Everyone responds differently to stressful events. That stress response is part instinct and part to do with how we think. We can train our minds how to best respond to the stressors in our lives. Stress does not need to be all bad. Some stress in our daily lives is good and challenges us to reach even higher heights.
This ebook is dedicated to helping people, everywhere, to harness the stress in their lives and channel it into something that is beneficial and positive.
In 1932, Walter Cannon offered some of the earliest research on stress and established the theory of the “fight-or-flight” response. His work proved that when an organism experiences a shock or perceives a threat, it reacts instantly by releasing hormones that help it to survive.
In human beings and other animals, these hormones allow for greater speed and strength. Heart rate and blood pressure increases, delivering more oxygen and blood sugar to support major muscles.
Sweating increases to better cool the muscles and allowing them to remain efficient. Blood is regulated to reduce blood loss if there is any damaged. Hormones focus our attention on the threat, to the exclusion of everything else. All of this commands a heightened ability to survive life-threatening events.
We can also trigger this same reaction when faced with something unexpected or something that frustrates our goals. If the threat is small, our response will be likewise, we may not notice the stressor among the many other distractions of a stressful day.
This mobilization of the body to spring into survival mode also has negative consequences.

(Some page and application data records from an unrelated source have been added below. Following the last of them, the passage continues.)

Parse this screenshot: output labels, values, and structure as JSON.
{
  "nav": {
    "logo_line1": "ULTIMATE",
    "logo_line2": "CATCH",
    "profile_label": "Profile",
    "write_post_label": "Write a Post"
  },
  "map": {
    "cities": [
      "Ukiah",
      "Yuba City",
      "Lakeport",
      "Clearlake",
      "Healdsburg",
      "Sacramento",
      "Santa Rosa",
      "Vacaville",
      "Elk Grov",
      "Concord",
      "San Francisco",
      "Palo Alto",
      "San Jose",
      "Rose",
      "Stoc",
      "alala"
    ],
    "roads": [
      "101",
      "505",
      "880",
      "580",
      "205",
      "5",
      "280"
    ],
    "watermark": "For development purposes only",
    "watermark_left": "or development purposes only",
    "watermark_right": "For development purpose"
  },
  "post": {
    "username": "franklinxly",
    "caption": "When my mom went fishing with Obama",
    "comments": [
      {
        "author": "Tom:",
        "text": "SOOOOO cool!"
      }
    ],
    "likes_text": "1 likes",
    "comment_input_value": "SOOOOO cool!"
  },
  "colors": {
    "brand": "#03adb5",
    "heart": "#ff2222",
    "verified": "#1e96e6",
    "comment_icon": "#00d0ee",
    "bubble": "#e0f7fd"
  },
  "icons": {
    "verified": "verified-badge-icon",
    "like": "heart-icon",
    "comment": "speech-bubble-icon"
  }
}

We become excitable, anxious, jumpy and irritable. This state can reduce our ability to be most effective. With shakiness and a pounding heart, we can find it difficult to carry out controlled skills.